◆ Exercise description
Restate word for word all of the lines below, with each image left out.

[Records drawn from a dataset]
============================================================
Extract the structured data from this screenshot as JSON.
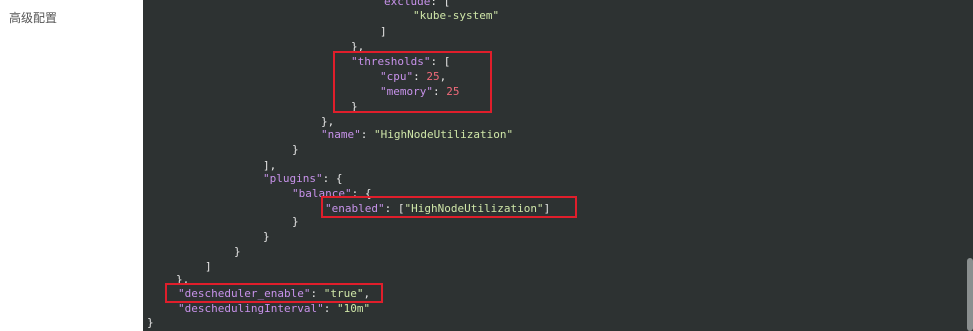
{
  "sidebar": {
    "label": "高级配置"
  },
  "colors": {
    "highlight": "#e01e2b",
    "editor_bg": "#2d3232"
  },
  "code": {
    "l1_key": "exclude",
    "l1_rest": ": [",
    "l2": "\"kube-system\"",
    "l3": "]",
    "l4": "},",
    "l5_key": "\"thresholds\"",
    "l5_rest": ": [",
    "l6_key": "\"cpu\"",
    "l6_sep": ": ",
    "l6_val": "25",
    "l6_end": ",",
    "l7_key": "\"memory\"",
    "l7_sep": ": ",
    "l7_val": "25",
    "l8": "}",
    "l9": "},",
    "l10_key": "\"name\"",
    "l10_sep": ": ",
    "l10_val": "\"HighNodeUtilization\"",
    "l11": "}",
    "l12": "],",
    "l13_key": "\"plugins\"",
    "l13_rest": ": {",
    "l14_key": "\"balance\"",
    "l14_rest": ": {",
    "l15_key": "\"enabled\"",
    "l15_sep": ": [",
    "l15_val": "\"HighNodeUtilization\"",
    "l15_end": "]",
    "l16": "}",
    "l17": "}",
    "l18": "}",
    "l19": "]",
    "l20": "},",
    "l21_key": "\"descheduler_enable\"",
    "l21_sep": ": ",
    "l21_val": "\"true\"",
    "l21_end": ",",
    "l22_key": "\"deschedulingInterval\"",
    "l22_sep": ": ",
    "l22_val": "\"10m\"",
    "l23": "}"
  }
}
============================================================
◆ Exercise answer
Extract the structured data from this screenshot as JSON.
{
  "sidebar": {
    "label": "高级配置"
  },
  "colors": {
    "highlight": "#e01e2b",
    "editor_bg": "#2d3232"
  },
  "code": {
    "l1_key": "exclude",
    "l1_rest": ": [",
    "l2": "\"kube-system\"",
    "l3": "]",
    "l4": "},",
    "l5_key": "\"thresholds\"",
    "l5_rest": ": [",
    "l6_key": "\"cpu\"",
    "l6_sep": ": ",
    "l6_val": "25",
    "l6_end": ",",
    "l7_key": "\"memory\"",
    "l7_sep": ": ",
    "l7_val": "25",
    "l8": "}",
    "l9": "},",
    "l10_key": "\"name\"",
    "l10_sep": ": ",
    "l10_val": "\"HighNodeUtilization\"",
    "l11": "}",
    "l12": "],",
    "l13_key": "\"plugins\"",
    "l13_rest": ": {",
    "l14_key": "\"balance\"",
    "l14_rest": ": {",
    "l15_key": "\"enabled\"",
    "l15_sep": ": [",
    "l15_val": "\"HighNodeUtilization\"",
    "l15_end": "]",
    "l16": "}",
    "l17": "}",
    "l18": "}",
    "l19": "]",
    "l20": "},",
    "l21_key": "\"descheduler_enable\"",
    "l21_sep": ": ",
    "l21_val": "\"true\"",
    "l21_end": ",",
    "l22_key": "\"deschedulingInterval\"",
    "l22_sep": ": ",
    "l22_val": "\"10m\"",
    "l23": "}"
  }
}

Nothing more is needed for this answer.